(ACTIVITY) Each line in the listing below that includes "this" should be counted; give the total and nothing more.

(SUPPLIED RECORDS)
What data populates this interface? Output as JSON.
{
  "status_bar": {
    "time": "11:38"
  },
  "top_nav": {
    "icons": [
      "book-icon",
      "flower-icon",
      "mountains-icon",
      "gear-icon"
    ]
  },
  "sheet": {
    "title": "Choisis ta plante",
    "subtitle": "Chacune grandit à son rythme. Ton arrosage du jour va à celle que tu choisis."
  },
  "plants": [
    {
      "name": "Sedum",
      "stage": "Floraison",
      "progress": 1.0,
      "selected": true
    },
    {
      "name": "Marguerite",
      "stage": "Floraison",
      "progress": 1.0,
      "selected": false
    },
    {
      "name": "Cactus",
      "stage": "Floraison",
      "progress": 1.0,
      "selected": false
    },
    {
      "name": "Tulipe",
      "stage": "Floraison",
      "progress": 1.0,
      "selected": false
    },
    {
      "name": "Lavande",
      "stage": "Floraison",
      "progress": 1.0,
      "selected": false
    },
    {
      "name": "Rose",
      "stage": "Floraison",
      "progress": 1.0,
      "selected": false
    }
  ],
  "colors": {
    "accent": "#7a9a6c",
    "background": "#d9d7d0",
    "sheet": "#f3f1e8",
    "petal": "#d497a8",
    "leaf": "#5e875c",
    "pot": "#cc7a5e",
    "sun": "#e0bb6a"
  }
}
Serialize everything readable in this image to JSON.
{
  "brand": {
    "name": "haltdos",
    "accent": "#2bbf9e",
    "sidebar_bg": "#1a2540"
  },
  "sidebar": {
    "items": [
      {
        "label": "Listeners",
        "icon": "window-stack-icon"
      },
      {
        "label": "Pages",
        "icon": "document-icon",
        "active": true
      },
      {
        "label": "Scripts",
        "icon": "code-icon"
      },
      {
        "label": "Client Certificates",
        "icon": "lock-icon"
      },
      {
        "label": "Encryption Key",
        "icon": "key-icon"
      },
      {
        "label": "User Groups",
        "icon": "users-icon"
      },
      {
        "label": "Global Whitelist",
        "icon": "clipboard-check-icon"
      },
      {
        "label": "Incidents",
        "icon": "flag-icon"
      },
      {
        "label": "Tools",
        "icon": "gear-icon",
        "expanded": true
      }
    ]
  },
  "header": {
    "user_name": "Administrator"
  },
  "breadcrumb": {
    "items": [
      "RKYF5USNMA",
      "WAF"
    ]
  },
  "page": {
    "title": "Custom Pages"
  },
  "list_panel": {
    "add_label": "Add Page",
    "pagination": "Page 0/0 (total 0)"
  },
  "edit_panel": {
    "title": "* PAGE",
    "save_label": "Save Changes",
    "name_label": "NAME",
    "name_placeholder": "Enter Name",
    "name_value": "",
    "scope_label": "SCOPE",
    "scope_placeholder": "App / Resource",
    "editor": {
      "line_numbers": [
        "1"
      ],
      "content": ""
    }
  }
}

(THE COMPLETED TASK) 2